> BRIEF: From the records below, please return each line that holds the word "flag".

> INFORMATION SHOWN:
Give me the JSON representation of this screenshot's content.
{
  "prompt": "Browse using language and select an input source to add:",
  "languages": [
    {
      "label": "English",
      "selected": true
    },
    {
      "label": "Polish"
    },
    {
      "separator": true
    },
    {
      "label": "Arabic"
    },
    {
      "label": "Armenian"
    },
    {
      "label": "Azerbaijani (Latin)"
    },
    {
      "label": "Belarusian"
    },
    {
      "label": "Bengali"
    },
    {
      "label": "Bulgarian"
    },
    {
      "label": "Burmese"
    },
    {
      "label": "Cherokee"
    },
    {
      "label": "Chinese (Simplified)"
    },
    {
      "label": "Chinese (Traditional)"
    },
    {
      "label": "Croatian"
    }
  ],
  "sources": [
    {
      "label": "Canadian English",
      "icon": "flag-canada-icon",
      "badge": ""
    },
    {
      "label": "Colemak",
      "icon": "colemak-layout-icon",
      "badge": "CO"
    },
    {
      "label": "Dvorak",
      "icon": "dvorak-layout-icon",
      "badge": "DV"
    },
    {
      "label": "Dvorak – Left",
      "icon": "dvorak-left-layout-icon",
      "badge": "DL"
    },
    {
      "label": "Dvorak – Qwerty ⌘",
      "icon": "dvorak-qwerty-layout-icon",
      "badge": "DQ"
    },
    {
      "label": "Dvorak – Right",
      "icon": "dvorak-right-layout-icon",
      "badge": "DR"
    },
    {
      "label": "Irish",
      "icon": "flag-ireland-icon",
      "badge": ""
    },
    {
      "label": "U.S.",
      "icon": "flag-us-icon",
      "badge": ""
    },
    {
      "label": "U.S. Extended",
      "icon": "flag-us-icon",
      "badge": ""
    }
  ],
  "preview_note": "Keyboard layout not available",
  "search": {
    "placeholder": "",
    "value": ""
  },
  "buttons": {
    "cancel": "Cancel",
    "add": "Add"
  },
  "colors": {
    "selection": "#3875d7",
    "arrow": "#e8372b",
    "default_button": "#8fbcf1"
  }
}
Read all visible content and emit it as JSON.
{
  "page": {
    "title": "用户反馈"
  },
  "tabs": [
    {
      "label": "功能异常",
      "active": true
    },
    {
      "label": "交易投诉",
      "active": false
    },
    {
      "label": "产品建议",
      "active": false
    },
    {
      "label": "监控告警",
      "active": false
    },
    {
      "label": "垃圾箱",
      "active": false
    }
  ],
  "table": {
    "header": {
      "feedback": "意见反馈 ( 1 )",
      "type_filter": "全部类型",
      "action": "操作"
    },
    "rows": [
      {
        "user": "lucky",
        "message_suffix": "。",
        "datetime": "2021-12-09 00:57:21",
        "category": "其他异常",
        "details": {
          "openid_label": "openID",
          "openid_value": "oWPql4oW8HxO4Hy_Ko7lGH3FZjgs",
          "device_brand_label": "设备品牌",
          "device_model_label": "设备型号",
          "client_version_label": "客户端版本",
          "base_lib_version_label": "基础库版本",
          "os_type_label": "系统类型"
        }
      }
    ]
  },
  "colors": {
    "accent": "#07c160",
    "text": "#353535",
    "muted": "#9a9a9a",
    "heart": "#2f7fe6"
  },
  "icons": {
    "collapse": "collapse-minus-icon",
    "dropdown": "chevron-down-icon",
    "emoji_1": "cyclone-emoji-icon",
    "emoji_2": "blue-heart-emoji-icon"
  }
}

> YOUR RESPONSE:
      "icon": "flag-canada-icon",
      "icon": "flag-ireland-icon",
      "icon": "flag-us-icon",
      "icon": "flag-us-icon",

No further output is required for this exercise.